We know, of course, that the Eagles want to throw the ball first. That's what most NFL teams do. They throw the ball early and try to get a lead and then work in the running game and, well, we've been through this conversation for more than a decade. The Eagles have had a lot more success doing it their way than most teams in the league.
I just haven't seen a consistent tempo from the offense through three games. I haven't seen a defining personality. I love the no-huddle change-up, and is that something the coaches would consider on more of a full-time basis until the offense gets its swerve back? Or is it too much of a gimmick to rely upon over the long haul?

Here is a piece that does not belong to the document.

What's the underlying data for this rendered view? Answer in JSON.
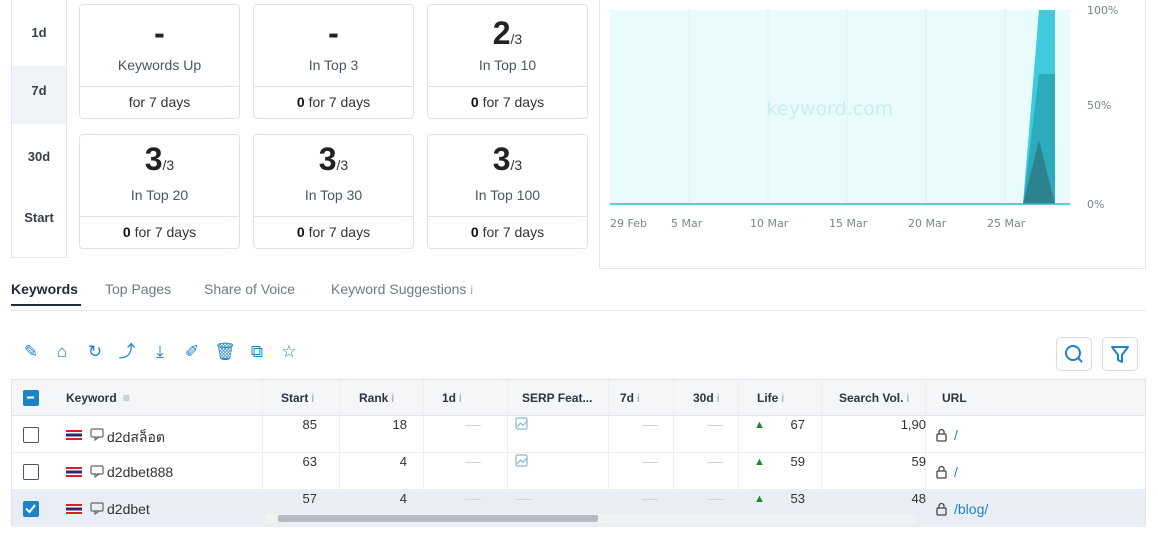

Everything center around Vick in the offense, and his inconsistency with ball security has been an area the coaches and players are working to improve. It isn't just Vick, of course, because the turnovers have come from all corners of the team, but the quarterback is the one in the spotlight more than anyone else, for better or for worse.
The Eagles need A) Vick to be a lot better at the quarterback position and; B) A system modification to make things easier for No. 7. He's back to trying to do too much for the offense, whether that is by design in a pass-heavy offense. Vick's 125 pass attempts are third in the NFL behind Drew Brees (137 attempts for the 0-3 Saints) and Carson Palmer (128 attempts for the 1-2 Raiders). Matthew Stafford (122 attempts for the 1-2 Lions) and Andrew Luck (122 attempts for the 1-2 Colts).
Vick has a passer rating of 66.3 through three games, ranking him 29th in the league in that department. Only Brandon Weeden, Jay Cutler and Ryan Tannehill are lower than Vick in that very important category. How can a team that throws as much as the Eagles win with a quarterback who has a passer rating that low?
This is a really interesting time for the coaching staff to determine what's next for the Eagles' offense. What is the best approach is the best moving forward? Vick has been sacked 9 times in his 125 pass attempts, a percentage that ranks 21st in the league. Do the Eagles continue to throw the ball as much as they do? If the answer is yes, how can they get the ball out of the quarterback's hands more quickly and effectively?
Hey, the Eagles are 2-1 and very much control their destiny in the NFC East. We know how Andy Reid's teams play down the stretch, and all that matters now is wins, not style points. Still, it's hard to escape the feeling that something has to give right now for the offense to find the right path on the road to Vick-tory.